• What is being asked: Print every entry below exactly, leaving out the pictures.

• Web page and app entries:

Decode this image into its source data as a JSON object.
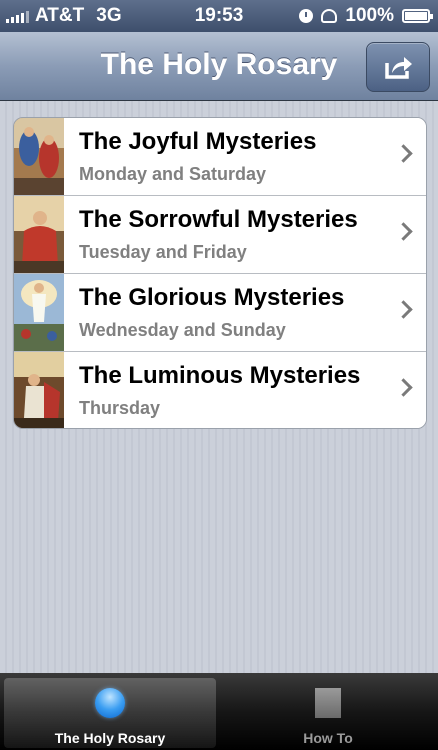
{
  "status_bar": {
    "carrier": "AT&T",
    "network": "3G",
    "time": "19:53",
    "battery": "100%"
  },
  "nav": {
    "title": "The Holy Rosary",
    "share_icon": "share-icon"
  },
  "mysteries": [
    {
      "title": "The Joyful Mysteries",
      "subtitle": "Monday and Saturday"
    },
    {
      "title": "The Sorrowful Mysteries",
      "subtitle": "Tuesday and Friday"
    },
    {
      "title": "The Glorious Mysteries",
      "subtitle": "Wednesday and Sunday"
    },
    {
      "title": "The Luminous Mysteries",
      "subtitle": "Thursday"
    }
  ],
  "tabs": [
    {
      "label": "The Holy Rosary",
      "icon": "circle-icon",
      "active": true
    },
    {
      "label": "How To",
      "icon": "square-icon",
      "active": false
    }
  ],
  "colors": {
    "nav_accent": "#7d8fab",
    "tab_active_icon": "#3b9ef2"
  }
}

• Response to this task:
Decode this image into its source data as a JSON object.
{
  "status_bar": {
    "carrier": "AT&T",
    "network": "3G",
    "time": "19:53",
    "battery": "100%"
  },
  "nav": {
    "title": "The Holy Rosary",
    "share_icon": "share-icon"
  },
  "mysteries": [
    {
      "title": "The Joyful Mysteries",
      "subtitle": "Monday and Saturday"
    },
    {
      "title": "The Sorrowful Mysteries",
      "subtitle": "Tuesday and Friday"
    },
    {
      "title": "The Glorious Mysteries",
      "subtitle": "Wednesday and Sunday"
    },
    {
      "title": "The Luminous Mysteries",
      "subtitle": "Thursday"
    }
  ],
  "tabs": [
    {
      "label": "The Holy Rosary",
      "icon": "circle-icon",
      "active": true
    },
    {
      "label": "How To",
      "icon": "square-icon",
      "active": false
    }
  ],
  "colors": {
    "nav_accent": "#7d8fab",
    "tab_active_icon": "#3b9ef2"
  }
}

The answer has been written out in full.